5) Grease up your backing dish with any butter you have left try to get a good layer all up the sides and transfer your mac and cheese. Even it out but don’t make it to pretty you want to get some good crunchies on the top.
6) In a small bowl, combine remaining Parmesan with Panko and oil. Sprinkle mixture over macaroni, then season with more black pepper.
7) Bake that goodness until bubbly and golden, 25 to 30 minutes.
8) Let sit for 10 minutes before serving so you don’t injure your guests and garnish with chopped parsley
Curry Chicken To Serve A Long Winded British Author Drinking Himself To Death
Morat's Pub Curry Chicken
This is a creative expansion on a recipe I got from hanging out with too many Brits, who have great taste in whiskey but not much else.
What you need:
4 split chicken breasts, cut into 1-inch cubes (I recommend brining these in buttermilk overnight)
1/2 tsp. salt, 1/2 tsp. pepper
1 medium onion, chopped
4-5 medium carrots, chopped into 1/2-inch pieces
4 cloves garlic, finely chopped
1-2 Thai red chili peppers, finely chopped
1 tbsp. tomato paste
1 1/2 tbsp. curry powder, 2 tsp. flour, 1/2 tsp. turmeric, 1/2 tsp. ground cumin
1 1/2 tsp. minced ginger
2 cups hot chicken stock
1 cup table cream (18% M.F.)
1 tbsp. sweet mango chutney (Coming soon from the OBGG test Kitchen)
Basmati rice (how much is up to you)
How you do it:
1) Heat vegetable oil over medium-high heat and add chicken pieces. Season these in the pan with kosher salt and pepper. Cook until chicken is white on all sides, about four to five minutes.
2) Add onions, carrots, garlic, and chili pepper. Cook over medium heat until onions are softened — not fully caramelized, just toasty brown.
3) Stir in tomato paste, coating the vegetables and chicken.
4) Toss in the curry powder, flour, turmeric, cumin, and ginger.
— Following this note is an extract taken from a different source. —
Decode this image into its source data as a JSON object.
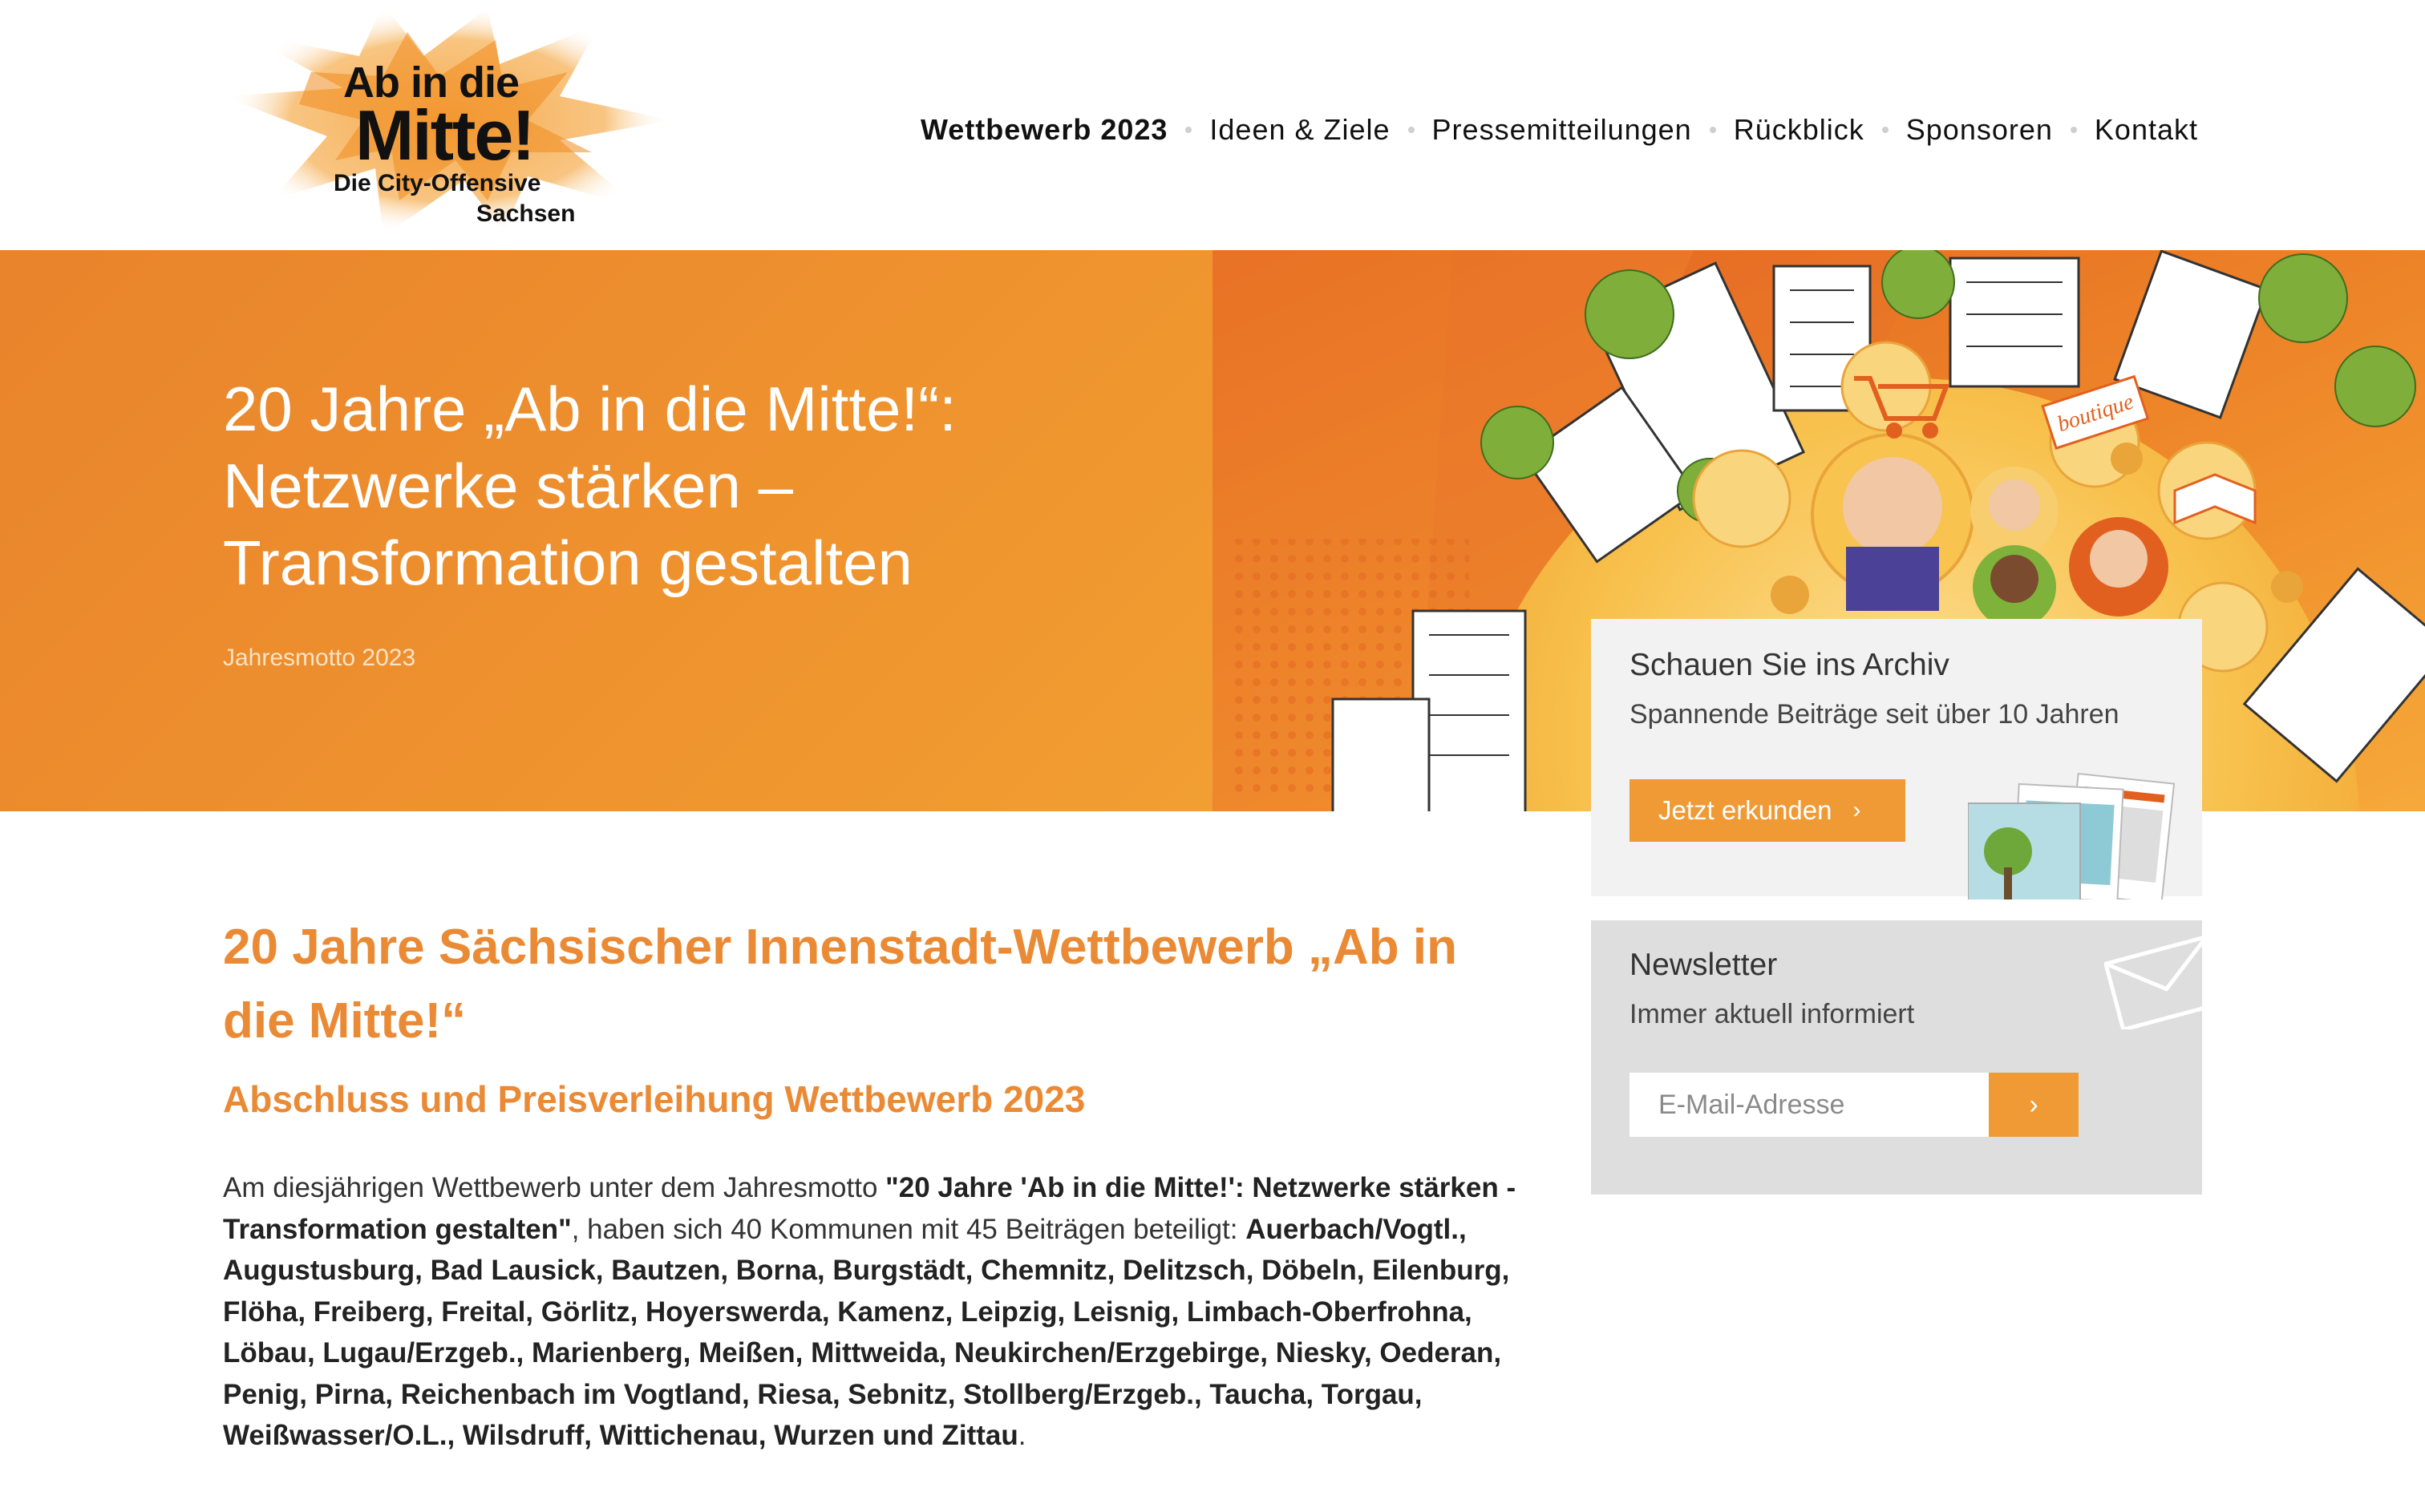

Stir this unholy concoction until dry.
5) Add in chicken stock and bring to a boil, then add in the cream. Once it returns to a boil, lower the heat and simmer for 30 minutes, stirring until its nice and thick.
Now, whether you made just enough for one meal or a whole pot, this stuff gets better with time. You can simmer it all night or stick your pot in the fridge overnight and start simmering in the AM — just make sure to gradually add more stock or water as it simmers. (Or just eat it all now — it’s your food.)
6) Stir in mango chutney just before serving. (Keep an eye out for this highly-anticipated OBGG item — “Cause it ain’t Indian unless you got the chutney”)
Serve over Basmati rice or with Naan bread for dipping.